[Dataset rows for apps and sites]
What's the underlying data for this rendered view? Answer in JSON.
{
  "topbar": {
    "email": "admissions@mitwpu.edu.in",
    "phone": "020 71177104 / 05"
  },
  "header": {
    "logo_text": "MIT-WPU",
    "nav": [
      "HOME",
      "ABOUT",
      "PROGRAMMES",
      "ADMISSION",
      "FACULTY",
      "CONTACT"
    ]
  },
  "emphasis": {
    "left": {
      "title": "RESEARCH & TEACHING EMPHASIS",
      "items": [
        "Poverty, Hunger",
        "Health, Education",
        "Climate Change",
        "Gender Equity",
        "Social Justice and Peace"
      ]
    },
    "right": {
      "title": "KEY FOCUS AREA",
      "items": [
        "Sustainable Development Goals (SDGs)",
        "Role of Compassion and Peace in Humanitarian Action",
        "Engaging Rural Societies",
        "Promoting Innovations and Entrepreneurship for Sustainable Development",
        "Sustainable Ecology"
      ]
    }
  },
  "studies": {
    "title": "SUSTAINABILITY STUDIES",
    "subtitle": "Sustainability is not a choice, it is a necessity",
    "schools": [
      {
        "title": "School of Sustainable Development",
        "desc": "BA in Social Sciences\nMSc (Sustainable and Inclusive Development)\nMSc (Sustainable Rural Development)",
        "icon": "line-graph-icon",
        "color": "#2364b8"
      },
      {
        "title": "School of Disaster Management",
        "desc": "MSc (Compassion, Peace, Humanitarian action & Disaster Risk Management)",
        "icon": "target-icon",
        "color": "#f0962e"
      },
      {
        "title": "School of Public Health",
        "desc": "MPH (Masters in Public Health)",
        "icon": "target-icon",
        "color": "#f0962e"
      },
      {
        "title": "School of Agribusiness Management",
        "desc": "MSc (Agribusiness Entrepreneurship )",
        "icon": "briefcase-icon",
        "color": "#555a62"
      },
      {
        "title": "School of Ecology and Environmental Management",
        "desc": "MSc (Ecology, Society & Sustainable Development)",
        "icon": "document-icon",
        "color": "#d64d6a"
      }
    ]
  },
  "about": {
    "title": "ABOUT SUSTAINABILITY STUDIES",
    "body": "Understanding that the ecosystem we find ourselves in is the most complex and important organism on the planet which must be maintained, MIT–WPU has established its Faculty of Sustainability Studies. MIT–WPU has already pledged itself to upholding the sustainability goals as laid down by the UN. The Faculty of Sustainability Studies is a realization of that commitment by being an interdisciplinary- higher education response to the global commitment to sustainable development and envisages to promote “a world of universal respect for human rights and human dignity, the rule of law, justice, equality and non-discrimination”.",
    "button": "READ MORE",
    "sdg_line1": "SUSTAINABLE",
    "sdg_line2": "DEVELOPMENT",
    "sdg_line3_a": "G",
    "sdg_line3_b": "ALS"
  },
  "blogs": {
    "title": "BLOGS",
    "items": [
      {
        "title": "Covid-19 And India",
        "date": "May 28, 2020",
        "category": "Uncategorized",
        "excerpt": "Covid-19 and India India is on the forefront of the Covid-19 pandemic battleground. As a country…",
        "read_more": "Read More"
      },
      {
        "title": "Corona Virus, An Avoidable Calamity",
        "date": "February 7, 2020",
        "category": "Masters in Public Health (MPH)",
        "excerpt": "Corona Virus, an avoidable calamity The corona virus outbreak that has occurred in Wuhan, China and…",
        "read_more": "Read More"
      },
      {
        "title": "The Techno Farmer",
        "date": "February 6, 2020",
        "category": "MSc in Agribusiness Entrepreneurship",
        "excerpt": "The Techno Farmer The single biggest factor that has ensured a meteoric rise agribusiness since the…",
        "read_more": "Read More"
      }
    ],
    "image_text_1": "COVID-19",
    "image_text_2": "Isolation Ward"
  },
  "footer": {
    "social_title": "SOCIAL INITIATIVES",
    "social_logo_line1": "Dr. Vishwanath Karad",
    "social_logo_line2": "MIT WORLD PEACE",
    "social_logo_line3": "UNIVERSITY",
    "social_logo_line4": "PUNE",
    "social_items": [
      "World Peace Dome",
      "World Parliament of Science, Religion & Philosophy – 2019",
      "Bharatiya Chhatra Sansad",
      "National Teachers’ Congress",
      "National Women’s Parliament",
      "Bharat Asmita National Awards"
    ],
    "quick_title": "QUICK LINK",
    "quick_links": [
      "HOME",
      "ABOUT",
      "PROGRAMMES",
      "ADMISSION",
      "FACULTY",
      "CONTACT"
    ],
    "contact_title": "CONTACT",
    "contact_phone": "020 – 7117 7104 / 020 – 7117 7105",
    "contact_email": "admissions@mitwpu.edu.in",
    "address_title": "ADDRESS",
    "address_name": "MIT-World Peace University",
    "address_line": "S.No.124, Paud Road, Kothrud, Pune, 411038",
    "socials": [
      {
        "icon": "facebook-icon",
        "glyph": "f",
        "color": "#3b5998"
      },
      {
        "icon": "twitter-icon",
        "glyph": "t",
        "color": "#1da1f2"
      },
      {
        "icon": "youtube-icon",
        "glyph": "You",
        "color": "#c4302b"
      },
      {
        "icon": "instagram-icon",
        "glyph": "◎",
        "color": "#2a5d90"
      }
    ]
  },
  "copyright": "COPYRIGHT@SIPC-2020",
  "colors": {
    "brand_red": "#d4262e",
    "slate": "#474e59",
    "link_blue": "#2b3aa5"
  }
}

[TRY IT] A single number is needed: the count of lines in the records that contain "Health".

[YOUR RESPONSE] 4